God faithfully delivered me from this legalism as He showed me the things I needed for life and fruitful service God gave freely based on grace. When I felt I had prayed adequately, I expected God would powerfully anoint me, but the reverse was often the case—I felt God was not with me and the meeting was flat. But on those days when I was responsible for preaching but, due to busyness, could not pray as much as I had wanted, I expected little to happen. Yet those meetings were often the most powerful. I soon got the message: while faithfulness to pray was important, the things I needed for ministry could not be earned but were freely given by grace.
How many of Paul’s letters are laid out helps us grasp this. In many of his letters (such as Ephesians), Paul begins the letter with statements about what God did in Christ. In the first three chapters of Ephesians, there is not one imperative but all indicatives (statements of fact). But beginning in chapter four, Paul unfolds a series of admonitions on how they should live in the light of what God has done in Christ. If we divorce these admonitions as many laws one must obey before the blessing can come, we succumb to the dreaded disease of legalism. These moral imperatives are real and must be obeyed, but they must be linked to the indicatives that precede it. For example, Paul uses the word therefore in Ephesians 4:1 to begin his moral imperatives, indicating that what he is saying in this new section is drawn from the section that precedes it. In other words, these imperatives presume the grace of the gospel.

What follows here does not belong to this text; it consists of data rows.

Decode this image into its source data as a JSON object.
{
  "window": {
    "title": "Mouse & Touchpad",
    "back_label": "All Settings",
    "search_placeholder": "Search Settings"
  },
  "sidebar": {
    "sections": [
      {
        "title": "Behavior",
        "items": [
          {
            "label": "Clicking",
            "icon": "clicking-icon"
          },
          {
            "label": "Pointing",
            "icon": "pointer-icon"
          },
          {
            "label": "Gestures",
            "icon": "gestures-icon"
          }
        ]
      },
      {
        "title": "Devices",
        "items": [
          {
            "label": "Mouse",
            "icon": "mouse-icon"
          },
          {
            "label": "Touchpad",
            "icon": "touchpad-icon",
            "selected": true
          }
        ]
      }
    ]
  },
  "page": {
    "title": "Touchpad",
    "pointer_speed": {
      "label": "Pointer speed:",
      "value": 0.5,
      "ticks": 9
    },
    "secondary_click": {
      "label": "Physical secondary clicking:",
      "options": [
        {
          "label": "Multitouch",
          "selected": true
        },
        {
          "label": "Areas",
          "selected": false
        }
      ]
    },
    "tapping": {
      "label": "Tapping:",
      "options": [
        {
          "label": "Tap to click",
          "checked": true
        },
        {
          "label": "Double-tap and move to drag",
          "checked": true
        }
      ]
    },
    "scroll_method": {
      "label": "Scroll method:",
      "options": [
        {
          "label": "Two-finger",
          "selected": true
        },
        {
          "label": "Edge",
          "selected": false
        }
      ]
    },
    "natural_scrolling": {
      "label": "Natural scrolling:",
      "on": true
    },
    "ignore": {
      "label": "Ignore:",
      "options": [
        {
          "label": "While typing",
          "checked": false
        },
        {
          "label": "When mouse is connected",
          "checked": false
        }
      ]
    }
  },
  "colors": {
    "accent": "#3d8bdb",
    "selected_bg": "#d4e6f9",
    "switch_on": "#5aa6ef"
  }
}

If we are not careful, we can fall into the trap of allowing good things like prayer, Bible study, and sharing the gospel to be viewed as stepping stones to God. That is what I had done with prayer as a younger believer. While prayer and reading scripture are vital to the Christian life, we must remember that it is not prayer and reading the Bible that causes me to abide in Christ, but the fact that I have already been united to Christ that empowers me to pray and read my Bible to bear fruit (see John 15). If we want to stay free from legalism, we must always start with what God has already done in Christ. Then, we will have the power to practice the imperatives which follow without falling into the trap of turning them into so many laws to obey.